## Data supplied:

====

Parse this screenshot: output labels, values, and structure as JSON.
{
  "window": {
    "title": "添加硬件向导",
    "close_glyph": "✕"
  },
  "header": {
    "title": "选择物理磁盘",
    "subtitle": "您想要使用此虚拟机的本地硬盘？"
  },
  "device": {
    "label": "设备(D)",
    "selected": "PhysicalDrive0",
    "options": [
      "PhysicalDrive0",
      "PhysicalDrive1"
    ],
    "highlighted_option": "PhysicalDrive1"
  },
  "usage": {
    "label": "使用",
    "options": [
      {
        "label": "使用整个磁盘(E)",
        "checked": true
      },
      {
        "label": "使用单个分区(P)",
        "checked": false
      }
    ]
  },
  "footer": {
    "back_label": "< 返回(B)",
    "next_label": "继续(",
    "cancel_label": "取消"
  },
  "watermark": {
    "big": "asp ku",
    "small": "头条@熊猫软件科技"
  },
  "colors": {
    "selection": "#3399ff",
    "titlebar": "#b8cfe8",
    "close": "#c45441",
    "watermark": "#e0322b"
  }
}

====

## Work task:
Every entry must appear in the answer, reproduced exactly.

## Written answer:
Parse this screenshot: output labels, values, and structure as JSON.
{
  "window": {
    "title": "添加硬件向导",
    "close_glyph": "✕"
  },
  "header": {
    "title": "选择物理磁盘",
    "subtitle": "您想要使用此虚拟机的本地硬盘？"
  },
  "device": {
    "label": "设备(D)",
    "selected": "PhysicalDrive0",
    "options": [
      "PhysicalDrive0",
      "PhysicalDrive1"
    ],
    "highlighted_option": "PhysicalDrive1"
  },
  "usage": {
    "label": "使用",
    "options": [
      {
        "label": "使用整个磁盘(E)",
        "checked": true
      },
      {
        "label": "使用单个分区(P)",
        "checked": false
      }
    ]
  },
  "footer": {
    "back_label": "< 返回(B)",
    "next_label": "继续(",
    "cancel_label": "取消"
  },
  "watermark": {
    "big": "asp ku",
    "small": "头条@熊猫软件科技"
  },
  "colors": {
    "selection": "#3399ff",
    "titlebar": "#b8cfe8",
    "close": "#c45441",
    "watermark": "#e0322b"
  }
}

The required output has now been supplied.